And now, further details of the new solar development in Rajasthan have come to me, as follows:

The winning bid for the third and fourth phase development at Bhadla solar park in Rajasthan – a500-megawatt solar farm – was one of the lowest prices for solar power ever seen anywhere in the world. The companies — Acme Solar, an Indian developer, and SBG Cleantech, a joint venture whose shareholders include SoftBank of Japan — said they would build the project for a guaranteed price of just Rs2.44 ($0.04) for every unit of electricity they eventually sold – substantially cheaper than coal

The Bhadla auction confirmed that the country is undergoing a generational shift from coal-fuelled power to solar and wind and placed India at the centre of a global renewables revolution that is driving down the cost of green energy and which represents one of the biggest threats to fossil fuels.

As India is already the world’s third-biggest carbon emitter and plans to electrify even its most remote villages within two years, a rapid expansion in the country’s renewables sector would prove a huge boost for attempts to keep global temperature rises below 2C — the target set by the 2015 Paris climate accords. 

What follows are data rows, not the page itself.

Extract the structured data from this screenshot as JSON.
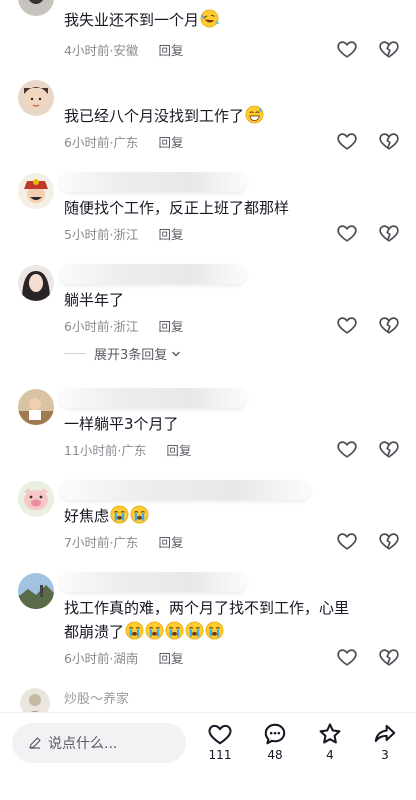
{
  "comments": [
    {
      "text": "我失业还不到一个月",
      "emoji": "rofl",
      "meta": "4小时前·安徽",
      "reply": "回复"
    },
    {
      "text": "我已经八个月没找到工作了",
      "emoji": "grin-sweat",
      "meta": "6小时前·广东",
      "reply": "回复"
    },
    {
      "text": "随便找个工作，反正上班了都那样",
      "emoji": "",
      "meta": "5小时前·浙江",
      "reply": "回复"
    },
    {
      "text": "躺半年了",
      "emoji": "",
      "meta": "6小时前·浙江",
      "reply": "回复"
    },
    {
      "text": "一样躺平3个月了",
      "emoji": "",
      "meta": "11小时前·广东",
      "reply": "回复"
    },
    {
      "text": "好焦虑",
      "emoji": "sob-x2",
      "meta": "7小时前·广东",
      "reply": "回复"
    },
    {
      "text": "找工作真的难，两个月了找不到工作，心里都崩溃了",
      "emoji": "sob-x5",
      "meta": "6小时前·湖南",
      "reply": "回复"
    }
  ],
  "expand_replies": "展开3条回复",
  "peek_comment": {
    "name": "炒股～养家"
  },
  "bottom_bar": {
    "input_placeholder": "说点什么...",
    "like_count": "111",
    "comment_count": "48",
    "favorite_count": "4",
    "share_count": "3"
  },
  "colors": {
    "text": "#161823",
    "meta": "#8a8b91",
    "icon": "#5a5b63"
  }
}
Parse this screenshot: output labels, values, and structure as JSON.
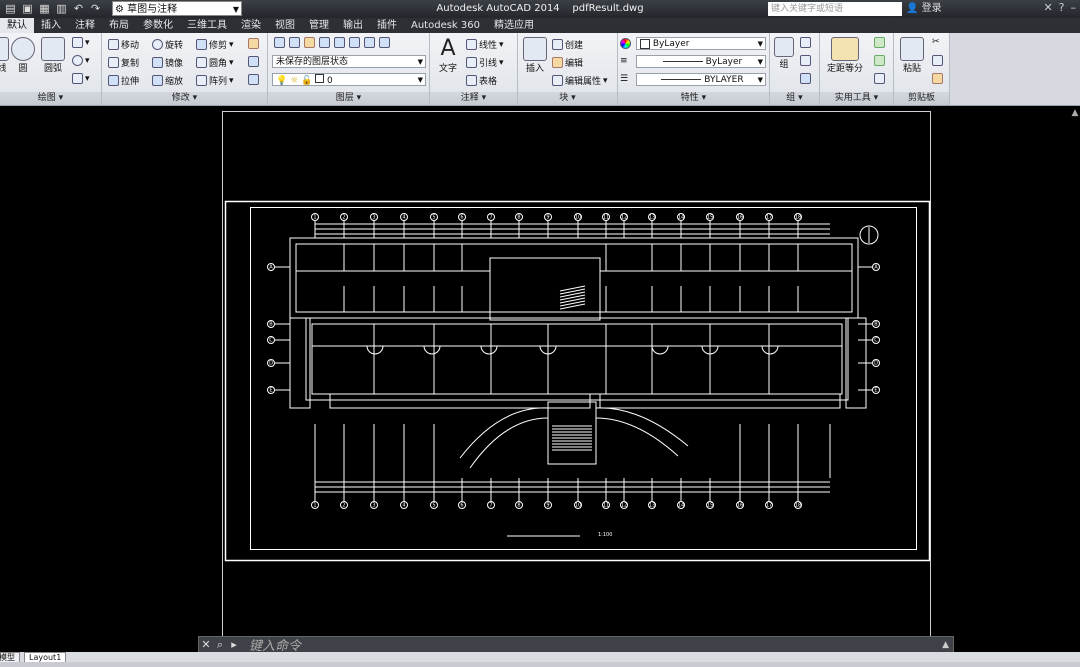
{
  "titlebar": {
    "app_title": "Autodesk AutoCAD 2014",
    "file_name": "pdfResult.dwg",
    "workspace": "草图与注释",
    "search_placeholder": "键入关键字或短语",
    "login_label": "登录"
  },
  "tabs": [
    "默认",
    "插入",
    "注释",
    "布局",
    "参数化",
    "三维工具",
    "渲染",
    "视图",
    "管理",
    "输出",
    "插件",
    "Autodesk 360",
    "精选应用"
  ],
  "ribbon": {
    "draw": {
      "line": "线",
      "circle": "圆",
      "arc": "圆弧",
      "footer": "绘图"
    },
    "modify": {
      "move": "移动",
      "rotate": "旋转",
      "trim": "修剪",
      "copy": "复制",
      "mirror": "镜像",
      "fillet": "圆角",
      "stretch": "拉伸",
      "scale": "缩放",
      "array": "阵列",
      "footer": "修改"
    },
    "layers": {
      "layer_state": "未保存的图层状态",
      "current_layer": "0",
      "footer": "图层"
    },
    "annotation": {
      "text": "文字",
      "linear": "线性",
      "leader": "引线",
      "table": "表格",
      "footer": "注释"
    },
    "block": {
      "insert": "插入",
      "create": "创建",
      "edit": "编辑",
      "edit_attr": "编辑属性",
      "footer": "块"
    },
    "properties": {
      "color": "ByLayer",
      "linetype": "ByLayer",
      "lineweight": "BYLAYER",
      "footer": "特性"
    },
    "groups": {
      "group": "组",
      "footer": "组"
    },
    "utilities": {
      "measure": "定距等分",
      "footer": "实用工具"
    },
    "clipboard": {
      "paste": "粘贴",
      "footer": "剪贴板"
    }
  },
  "drawing": {
    "scale_label": "1:100",
    "grid_top": [
      "1",
      "2",
      "3",
      "4",
      "5",
      "6",
      "7",
      "8",
      "9",
      "10",
      "11",
      "12",
      "13",
      "14",
      "15",
      "16",
      "17",
      "18"
    ],
    "grid_left": [
      "A",
      "B",
      "C",
      "D",
      "E",
      "F"
    ],
    "grid_right": [
      "A",
      "B",
      "C",
      "D",
      "E",
      "F"
    ]
  },
  "command_line": {
    "prompt": "键入命令"
  },
  "layout_tabs": [
    "模型",
    "Layout1"
  ]
}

Further details can be found at:

https://chssachetan.wordpress.com/2017/12/30/indias-development-of-solar-energy-1/